- **Task objective**: What you return should be every record, retyped without a single change.

- **Records to process**:
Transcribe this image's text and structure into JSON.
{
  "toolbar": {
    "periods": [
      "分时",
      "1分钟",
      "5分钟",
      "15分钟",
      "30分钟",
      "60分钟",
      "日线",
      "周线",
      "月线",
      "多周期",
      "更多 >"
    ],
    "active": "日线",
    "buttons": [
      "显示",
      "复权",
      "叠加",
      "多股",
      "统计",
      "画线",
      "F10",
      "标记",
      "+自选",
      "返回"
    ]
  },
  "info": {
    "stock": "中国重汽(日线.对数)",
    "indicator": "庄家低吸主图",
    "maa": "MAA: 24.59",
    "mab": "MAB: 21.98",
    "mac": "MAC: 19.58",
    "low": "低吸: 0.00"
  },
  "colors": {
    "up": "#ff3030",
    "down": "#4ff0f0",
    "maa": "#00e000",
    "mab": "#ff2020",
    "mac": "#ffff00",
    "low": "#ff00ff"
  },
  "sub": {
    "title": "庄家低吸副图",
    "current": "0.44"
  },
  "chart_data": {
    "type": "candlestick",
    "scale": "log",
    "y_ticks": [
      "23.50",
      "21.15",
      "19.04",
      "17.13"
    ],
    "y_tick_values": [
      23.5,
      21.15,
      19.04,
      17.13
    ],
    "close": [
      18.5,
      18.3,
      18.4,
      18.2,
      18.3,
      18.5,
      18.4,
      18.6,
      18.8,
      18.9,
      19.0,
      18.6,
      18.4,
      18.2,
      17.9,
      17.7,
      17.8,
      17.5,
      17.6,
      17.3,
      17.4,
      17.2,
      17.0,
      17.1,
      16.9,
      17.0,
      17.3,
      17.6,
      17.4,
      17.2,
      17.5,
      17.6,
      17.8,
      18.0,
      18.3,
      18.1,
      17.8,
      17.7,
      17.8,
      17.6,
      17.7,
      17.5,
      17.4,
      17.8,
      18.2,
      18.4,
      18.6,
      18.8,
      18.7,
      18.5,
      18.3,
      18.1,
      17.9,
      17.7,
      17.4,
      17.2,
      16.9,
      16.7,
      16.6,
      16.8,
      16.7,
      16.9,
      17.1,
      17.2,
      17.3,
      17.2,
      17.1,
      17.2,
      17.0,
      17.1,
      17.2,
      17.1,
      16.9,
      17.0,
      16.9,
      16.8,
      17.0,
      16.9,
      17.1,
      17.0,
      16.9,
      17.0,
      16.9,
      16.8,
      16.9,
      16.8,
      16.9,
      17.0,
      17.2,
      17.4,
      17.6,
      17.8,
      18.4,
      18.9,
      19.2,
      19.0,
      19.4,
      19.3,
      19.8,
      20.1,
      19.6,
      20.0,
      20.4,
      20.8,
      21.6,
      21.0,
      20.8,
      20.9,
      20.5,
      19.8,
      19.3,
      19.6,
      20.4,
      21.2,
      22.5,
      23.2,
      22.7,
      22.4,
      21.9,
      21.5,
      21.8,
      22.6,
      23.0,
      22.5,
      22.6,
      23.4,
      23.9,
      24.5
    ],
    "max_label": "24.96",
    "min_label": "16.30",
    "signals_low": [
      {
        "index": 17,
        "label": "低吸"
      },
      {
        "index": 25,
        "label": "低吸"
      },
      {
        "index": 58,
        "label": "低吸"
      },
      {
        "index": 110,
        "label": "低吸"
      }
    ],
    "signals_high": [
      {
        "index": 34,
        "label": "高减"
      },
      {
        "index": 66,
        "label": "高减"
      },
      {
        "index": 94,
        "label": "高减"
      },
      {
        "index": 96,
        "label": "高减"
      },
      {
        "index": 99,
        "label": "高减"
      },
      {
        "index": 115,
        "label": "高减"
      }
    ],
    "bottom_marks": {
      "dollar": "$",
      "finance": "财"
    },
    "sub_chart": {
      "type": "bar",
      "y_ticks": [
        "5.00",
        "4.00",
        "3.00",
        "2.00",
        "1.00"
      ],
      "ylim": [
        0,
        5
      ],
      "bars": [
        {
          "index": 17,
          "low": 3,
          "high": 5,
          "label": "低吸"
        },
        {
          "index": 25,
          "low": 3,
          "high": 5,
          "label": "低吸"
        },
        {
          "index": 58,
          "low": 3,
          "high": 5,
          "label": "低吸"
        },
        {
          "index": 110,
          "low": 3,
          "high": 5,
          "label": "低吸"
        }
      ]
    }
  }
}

- **Your solution**:
Transcribe this image's text and structure into JSON.
{
  "toolbar": {
    "periods": [
      "分时",
      "1分钟",
      "5分钟",
      "15分钟",
      "30分钟",
      "60分钟",
      "日线",
      "周线",
      "月线",
      "多周期",
      "更多 >"
    ],
    "active": "日线",
    "buttons": [
      "显示",
      "复权",
      "叠加",
      "多股",
      "统计",
      "画线",
      "F10",
      "标记",
      "+自选",
      "返回"
    ]
  },
  "info": {
    "stock": "中国重汽(日线.对数)",
    "indicator": "庄家低吸主图",
    "maa": "MAA: 24.59",
    "mab": "MAB: 21.98",
    "mac": "MAC: 19.58",
    "low": "低吸: 0.00"
  },
  "colors": {
    "up": "#ff3030",
    "down": "#4ff0f0",
    "maa": "#00e000",
    "mab": "#ff2020",
    "mac": "#ffff00",
    "low": "#ff00ff"
  },
  "sub": {
    "title": "庄家低吸副图",
    "current": "0.44"
  },
  "chart_data": {
    "type": "candlestick",
    "scale": "log",
    "y_ticks": [
      "23.50",
      "21.15",
      "19.04",
      "17.13"
    ],
    "y_tick_values": [
      23.5,
      21.15,
      19.04,
      17.13
    ],
    "close": [
      18.5,
      18.3,
      18.4,
      18.2,
      18.3,
      18.5,
      18.4,
      18.6,
      18.8,
      18.9,
      19.0,
      18.6,
      18.4,
      18.2,
      17.9,
      17.7,
      17.8,
      17.5,
      17.6,
      17.3,
      17.4,
      17.2,
      17.0,
      17.1,
      16.9,
      17.0,
      17.3,
      17.6,
      17.4,
      17.2,
      17.5,
      17.6,
      17.8,
      18.0,
      18.3,
      18.1,
      17.8,
      17.7,
      17.8,
      17.6,
      17.7,
      17.5,
      17.4,
      17.8,
      18.2,
      18.4,
      18.6,
      18.8,
      18.7,
      18.5,
      18.3,
      18.1,
      17.9,
      17.7,
      17.4,
      17.2,
      16.9,
      16.7,
      16.6,
      16.8,
      16.7,
      16.9,
      17.1,
      17.2,
      17.3,
      17.2,
      17.1,
      17.2,
      17.0,
      17.1,
      17.2,
      17.1,
      16.9,
      17.0,
      16.9,
      16.8,
      17.0,
      16.9,
      17.1,
      17.0,
      16.9,
      17.0,
      16.9,
      16.8,
      16.9,
      16.8,
      16.9,
      17.0,
      17.2,
      17.4,
      17.6,
      17.8,
      18.4,
      18.9,
      19.2,
      19.0,
      19.4,
      19.3,
      19.8,
      20.1,
      19.6,
      20.0,
      20.4,
      20.8,
      21.6,
      21.0,
      20.8,
      20.9,
      20.5,
      19.8,
      19.3,
      19.6,
      20.4,
      21.2,
      22.5,
      23.2,
      22.7,
      22.4,
      21.9,
      21.5,
      21.8,
      22.6,
      23.0,
      22.5,
      22.6,
      23.4,
      23.9,
      24.5
    ],
    "max_label": "24.96",
    "min_label": "16.30",
    "signals_low": [
      {
        "index": 17,
        "label": "低吸"
      },
      {
        "index": 25,
        "label": "低吸"
      },
      {
        "index": 58,
        "label": "低吸"
      },
      {
        "index": 110,
        "label": "低吸"
      }
    ],
    "signals_high": [
      {
        "index": 34,
        "label": "高减"
      },
      {
        "index": 66,
        "label": "高减"
      },
      {
        "index": 94,
        "label": "高减"
      },
      {
        "index": 96,
        "label": "高减"
      },
      {
        "index": 99,
        "label": "高减"
      },
      {
        "index": 115,
        "label": "高减"
      }
    ],
    "bottom_marks": {
      "dollar": "$",
      "finance": "财"
    },
    "sub_chart": {
      "type": "bar",
      "y_ticks": [
        "5.00",
        "4.00",
        "3.00",
        "2.00",
        "1.00"
      ],
      "ylim": [
        0,
        5
      ],
      "bars": [
        {
          "index": 17,
          "low": 3,
          "high": 5,
          "label": "低吸"
        },
        {
          "index": 25,
          "low": 3,
          "high": 5,
          "label": "低吸"
        },
        {
          "index": 58,
          "low": 3,
          "high": 5,
          "label": "低吸"
        },
        {
          "index": 110,
          "low": 3,
          "high": 5,
          "label": "低吸"
        }
      ]
    }
  }
}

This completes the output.